On their way to the bathroom on a flight to Seattle, the Black Keys spotted the lead singer from Train in first class. "He looked like a 40-year-old toddler," drummer Patrick Carney recalls. Should the plane crash, they realized, their names could be uttered in the same breath for the rest of time. From his front porch in Akron, Ohio, Carney laughs. "Our non-existent legacy would be gone forever."
The Black Keys may be one of few no-nonsense bands in a time when every musician feigns indifference -- and they don't take kindly to poseurs. "When you play those big festivals, you're surrounded by bands like the Bravery -- new bands that are mediocre but wear lots of makeup and have egos the size of Manhattan." For two regular guys, the endlessly-posturing indie scene can be tiresome. "Most good bands have no ... type of ego -- they're just decent dudes."
Their seeming authenticity is what has drawn in critics and fans alike. The Keys are a two-man blues-rock affair, made up of hometown friends Carney and Dan Auerbach(guitar, vocals). Their sound -- often described as "dirty" and "raw" -- is earnest, classic guitar rock filtered through lo-fi production. The most notable feature is Auerbach's blues-informed yelp, strikingly at odds with his slight, Midwestern frame. It is Carney's indie-rock influences, though, that may help explain what keeps their material fresh: "To me, Robert Plant and Stephen Malkmus are held on the same pedestal." These modern sensibilities, subtle though they are on record, keep the Keys from being pigeonholed as a one-trick pony.
With the release of Rubber Factory in 2004, they're also learning to cope with mounting popularity. The album is their third critically-hailed effort in as many years and has brought with it many of the perks of widespread national attention: bigger venues, the aforementioned festivals and a hilarious, David Cross-directed music video for their single, "10 A.M. Automatic."
The Keys are also grappling with the downsides of success. They've already had to deal with record label disputes, and more industry issues are on the horizon. "It's the first time we have to make decisions that are uncomfortable, you know, business decisions ... whether or not to let Nissan use a song." It's a jarring adjustment for a band that once recorded an album for over 12 straight hours in Carney's basement.
Though the Keys have been taking some needed time off in recent months, Dan and Patrick aren't laying low for long. In February, they will release an EP of covers by blues legend Junior Kimbroug. "I think it's our best stuff. It's really dark. It's really fucking weird." They've also begun recording the follow-up to Rubber Factory at home in Akron. The new LP, tentatively slated for a summer 2006 release date, they describe as "a heavier record than we've ever made."

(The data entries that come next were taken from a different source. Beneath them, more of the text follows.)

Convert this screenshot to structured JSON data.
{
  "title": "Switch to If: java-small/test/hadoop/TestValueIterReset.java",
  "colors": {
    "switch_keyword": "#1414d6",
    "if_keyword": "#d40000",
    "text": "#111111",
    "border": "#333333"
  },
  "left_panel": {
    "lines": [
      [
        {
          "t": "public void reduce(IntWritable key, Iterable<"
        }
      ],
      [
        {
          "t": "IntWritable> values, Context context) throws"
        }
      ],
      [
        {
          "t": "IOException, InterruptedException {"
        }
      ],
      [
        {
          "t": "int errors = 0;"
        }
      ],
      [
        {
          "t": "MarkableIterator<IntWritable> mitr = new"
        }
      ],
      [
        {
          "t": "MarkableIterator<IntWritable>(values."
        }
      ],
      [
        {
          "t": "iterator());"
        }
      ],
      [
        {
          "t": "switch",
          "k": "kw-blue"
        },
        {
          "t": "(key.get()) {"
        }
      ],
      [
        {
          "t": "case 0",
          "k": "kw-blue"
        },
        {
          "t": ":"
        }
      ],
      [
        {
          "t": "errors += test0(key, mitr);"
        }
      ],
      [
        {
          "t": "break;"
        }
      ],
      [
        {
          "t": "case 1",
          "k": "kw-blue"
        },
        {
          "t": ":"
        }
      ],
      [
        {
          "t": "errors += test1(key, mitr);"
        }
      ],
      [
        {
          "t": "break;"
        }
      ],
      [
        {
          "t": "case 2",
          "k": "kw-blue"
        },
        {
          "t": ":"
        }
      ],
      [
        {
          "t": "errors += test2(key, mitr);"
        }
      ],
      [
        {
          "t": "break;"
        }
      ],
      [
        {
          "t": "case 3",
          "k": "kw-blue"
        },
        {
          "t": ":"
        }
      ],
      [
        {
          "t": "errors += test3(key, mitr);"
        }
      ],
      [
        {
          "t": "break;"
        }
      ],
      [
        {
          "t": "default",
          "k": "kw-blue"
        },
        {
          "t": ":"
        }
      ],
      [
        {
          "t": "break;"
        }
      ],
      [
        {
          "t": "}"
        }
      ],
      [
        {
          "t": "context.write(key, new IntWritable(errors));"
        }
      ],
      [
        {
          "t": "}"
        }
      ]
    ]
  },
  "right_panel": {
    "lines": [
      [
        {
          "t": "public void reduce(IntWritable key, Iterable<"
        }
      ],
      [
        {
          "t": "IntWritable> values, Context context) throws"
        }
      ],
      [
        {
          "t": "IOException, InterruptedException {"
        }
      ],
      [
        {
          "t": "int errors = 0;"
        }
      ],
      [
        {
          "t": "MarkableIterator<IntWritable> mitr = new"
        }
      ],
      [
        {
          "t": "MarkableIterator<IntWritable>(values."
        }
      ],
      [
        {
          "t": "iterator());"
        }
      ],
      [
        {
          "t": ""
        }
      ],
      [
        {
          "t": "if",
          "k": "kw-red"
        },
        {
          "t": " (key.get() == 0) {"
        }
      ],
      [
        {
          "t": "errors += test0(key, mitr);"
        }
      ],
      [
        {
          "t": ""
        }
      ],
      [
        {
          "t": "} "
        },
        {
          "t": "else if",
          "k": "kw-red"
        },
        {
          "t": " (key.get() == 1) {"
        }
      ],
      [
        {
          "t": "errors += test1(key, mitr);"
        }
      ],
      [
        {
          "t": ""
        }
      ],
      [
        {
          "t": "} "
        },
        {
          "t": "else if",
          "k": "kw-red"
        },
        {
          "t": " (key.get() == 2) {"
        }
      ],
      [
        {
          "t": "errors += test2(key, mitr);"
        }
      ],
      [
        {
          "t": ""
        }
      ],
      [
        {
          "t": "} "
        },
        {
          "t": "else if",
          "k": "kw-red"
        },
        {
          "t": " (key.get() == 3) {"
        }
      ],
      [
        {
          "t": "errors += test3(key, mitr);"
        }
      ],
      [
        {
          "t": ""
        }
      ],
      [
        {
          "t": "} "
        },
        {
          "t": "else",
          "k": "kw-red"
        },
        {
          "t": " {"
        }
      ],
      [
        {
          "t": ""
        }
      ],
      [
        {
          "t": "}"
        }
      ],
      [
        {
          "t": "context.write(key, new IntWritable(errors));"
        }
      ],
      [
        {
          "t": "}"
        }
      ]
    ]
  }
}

Some critics have pointed to their two-man lineup as ultimately limiting. For now at least, the band has no interest in messing with the existing dynamic, which Carney sees as their real inspiration. "Everything is warping and moving. It's like the two of us are locked into playing together." If that sounds like an acid trip, Carney swears: they're not into hard drugs.
The dynamic reportedly comes across especially well onstage. Carney agrees. "Expect the most awesome concert probably you and your parents have ever seen.
The Black Keys will play at the Theater of Living Arts (334 South St.) tomorrow at 9 p.m.